A couple of months ago the Center for Architecture launched a show
on the make-do, or "jugaad," architecture of India, the explicit suggestion being that this spirit should be applicable everywhere. "Painting Urbanism: Learning from Rio
," now on view at the Storefront for Art & Architecture, bares that same message.
The gallery presents the interventions of Haas&Haan (actually, Dre Urhahn and Jeroen Koolhaas), who have gone into the favelas of Rio and painted them over in supergraphic patterns with high-key colors drawn from the local palette. As Storefront director Eva Franch i Gilabert writes, this "activates the urban fabric introducing new spaces of and intensity and collectivity beyond political or spatial conditions and denounces the underutilization of residual spaces of design and action within the city." To judge purely by the exhibition, some of the spaces created by H&H are vibrant and alluring. They've also proposed a few interventions along the same lines for New York. The gallery itself is transformed in similar fashion, and to dramatic affect; the place has never looked better.

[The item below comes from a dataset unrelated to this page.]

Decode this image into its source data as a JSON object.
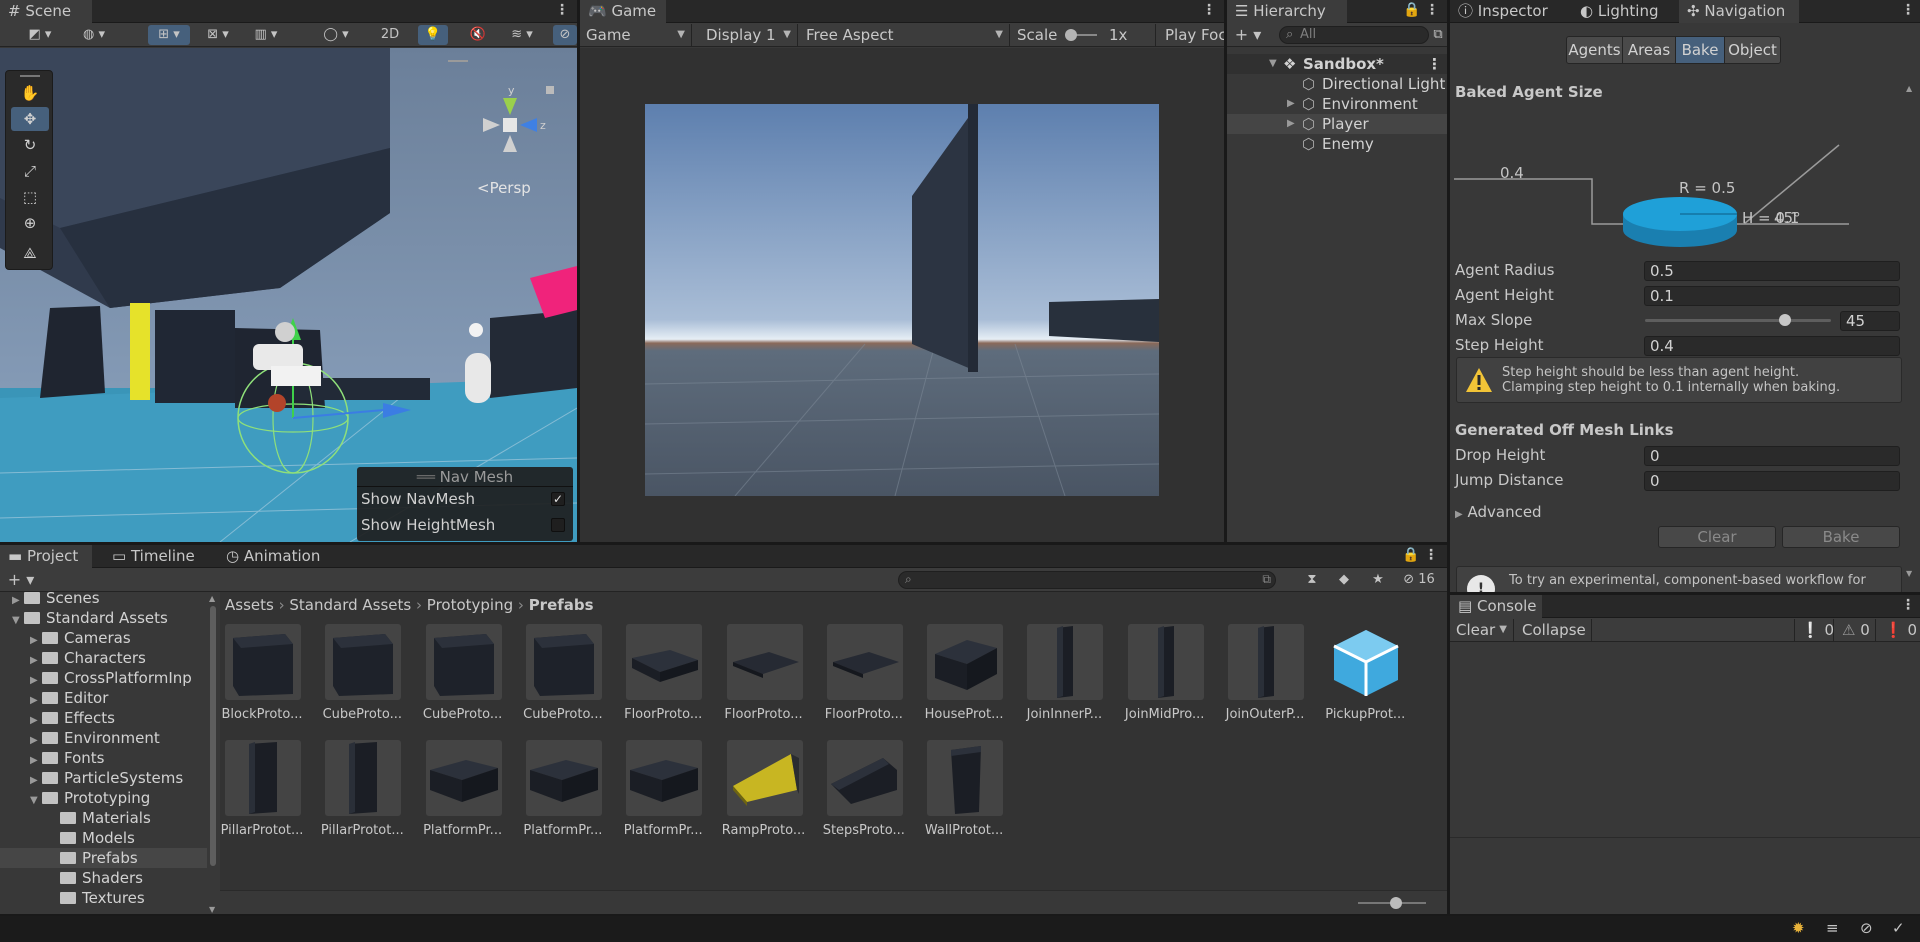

Peter Hall, in a new piece for Eye, suggests
a taxonomy of such make-do projects, classifying them into three types: "improvisation (short term), misuse (using designed objects for purposes other than intended) and new use (long term)." H&H's interventions, presumably, would fall into the first type (and maybe sometimes the third).

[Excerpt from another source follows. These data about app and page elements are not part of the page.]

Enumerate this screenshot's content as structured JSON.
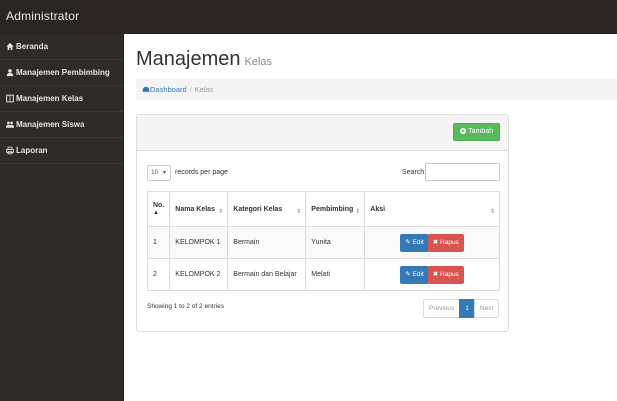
{
  "app": {
    "title": "Administrator"
  },
  "sidebar": {
    "items": [
      {
        "label": "Beranda",
        "icon": "home-icon"
      },
      {
        "label": "Manajemen Pembimbing",
        "icon": "user-icon"
      },
      {
        "label": "Manajemen Kelas",
        "icon": "columns-icon"
      },
      {
        "label": "Manajemen Siswa",
        "icon": "users-icon"
      },
      {
        "label": "Laporan",
        "icon": "print-icon"
      }
    ]
  },
  "page": {
    "title": "Manajemen",
    "subtitle": "Kelas",
    "breadcrumb": {
      "home": "Dashboard",
      "separator": "/",
      "current": "Kelas"
    }
  },
  "panel": {
    "add_button": "Tambah"
  },
  "table_controls": {
    "length_value": "10",
    "length_text": "records per page",
    "search_label": "Search:",
    "search_value": ""
  },
  "table": {
    "headers": [
      "No.",
      "Nama Kelas",
      "Kategori Kelas",
      "Pembimbing",
      "Aksi"
    ],
    "rows": [
      {
        "no": "1",
        "nama": "KELOMPOK 1",
        "kategori": "Bermain",
        "pembimbing": "Yunita"
      },
      {
        "no": "2",
        "nama": "KELOMPOK 2",
        "kategori": "Bermain dan Belajar",
        "pembimbing": "Melati"
      }
    ],
    "edit_label": "Edit",
    "delete_label": "Hapus"
  },
  "footer": {
    "info": "Showing 1 to 2 of 2 entries",
    "prev": "Previous",
    "page": "1",
    "next": "Next"
  },
  "colors": {
    "topbar": "#2b2623",
    "sidebar": "#2f2b28",
    "primary": "#337ab7",
    "success": "#5cb85c",
    "danger": "#d9534f"
  }
}
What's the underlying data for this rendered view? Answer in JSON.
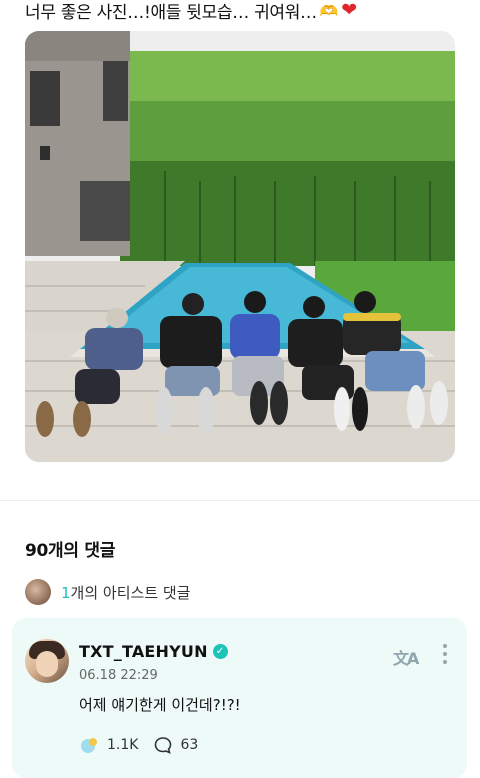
{
  "post": {
    "text": "너무 좋은 사진…!애들 뒷모습… 귀여워…",
    "emoji_hands": "🫶",
    "emoji_heart": "❤"
  },
  "photo_icon": "pool-photo",
  "comments_section": {
    "count_label": "90개의 댓글",
    "artist_comment_count": "1",
    "artist_comment_label": "개의 아티스트 댓글"
  },
  "comment": {
    "username": "TXT_TAEHYUN",
    "verified_icon": "verified-badge-icon",
    "timestamp": "06.18 22:29",
    "text": "어제 얘기한게 이건데?!?!",
    "translate_label": "文A",
    "likes": "1.1K",
    "replies": "63"
  },
  "colors": {
    "accent": "#1ec3b8",
    "card_bg": "#eefaf8"
  }
}
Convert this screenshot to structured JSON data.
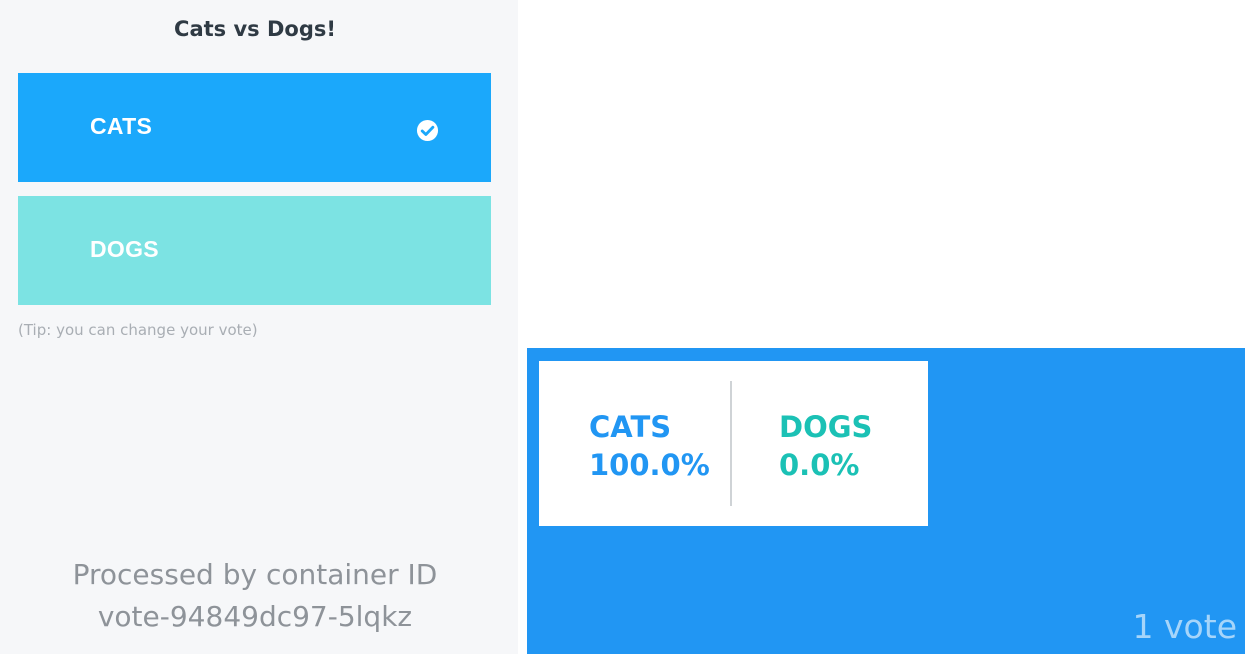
{
  "vote": {
    "title": "Cats vs Dogs!",
    "options": [
      {
        "label": "CATS",
        "selected": true,
        "color": "#1ba8fb",
        "icon": "check-circle-icon"
      },
      {
        "label": "DOGS",
        "selected": false,
        "color": "#7ce3e3"
      }
    ],
    "tip": "(Tip: you can change your vote)",
    "container_line1": "Processed by container ID",
    "container_line2": "vote-94849dc97-5lqkz"
  },
  "results": {
    "background": "#2196f3",
    "cats": {
      "label": "CATS",
      "percent": "100.0%",
      "color": "#2196f3"
    },
    "dogs": {
      "label": "DOGS",
      "percent": "0.0%",
      "color": "#1bc1b5"
    },
    "vote_count": "1 vote"
  }
}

Coincidentally, yesterday someone sent me a link to the extraordinary photographs
of Brazil's improvised soccer fields, by the German photographer Joachim Schmid. What a difference they make from the perfectly manicured suburban greens from which most American soccer players emerge. Just the other day, the brilliant Roger Bennett
quipped that if America wants to generate players of Brazillian caliber, we'll have to start playing on dusty backlots. I would suggest it is primarily culture and not physical space that accounts for Brazil's success, a fact that reformists should bare in mind. In any case, the US plays Brazil in the Women's World Cup this weekend, so we'll see these notions put to a test.

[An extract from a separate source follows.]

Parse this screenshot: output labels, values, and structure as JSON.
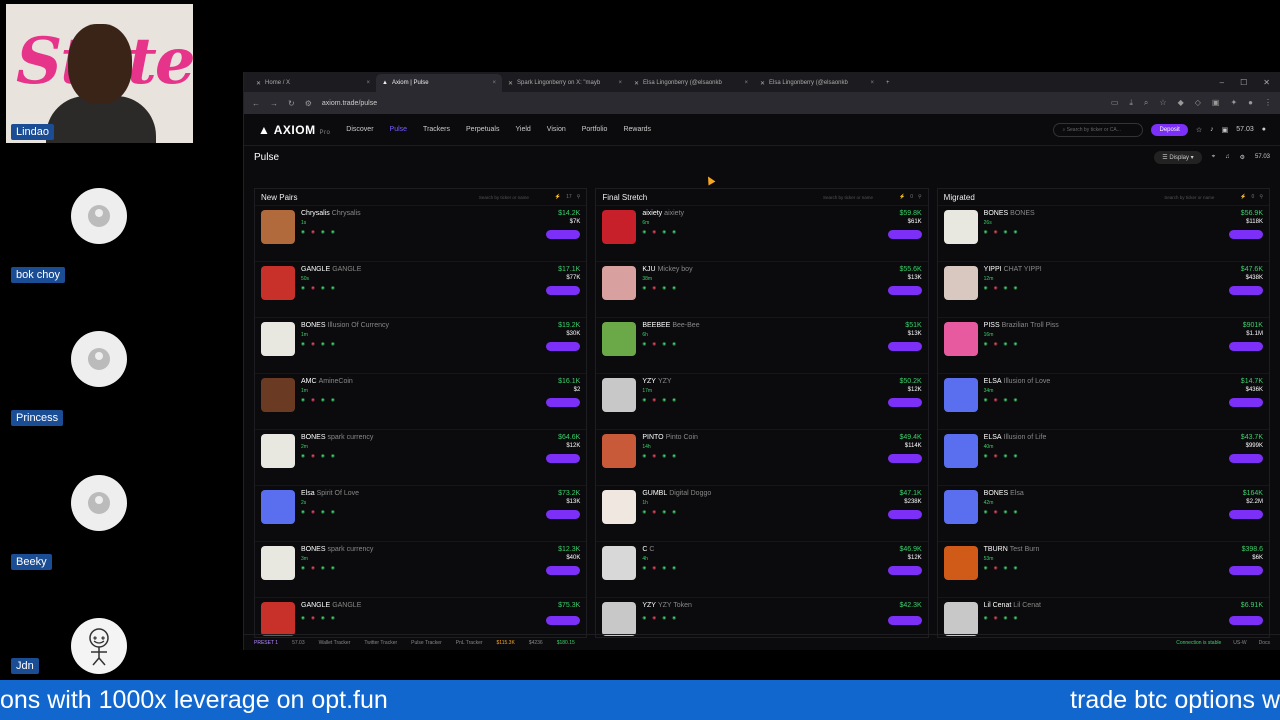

As it is, the show at Storefront left me with divided thoughts. At some level, such projects seem to be lipstick-on-a-pig design solutions to much larger social and political problems. But it's impossible to deny the very real improvements even such minor ameliorations can make in the way people conduct their lives, and it takes a great cynic not to admire anyone who's willing to put in the time and energy toward such endeavors.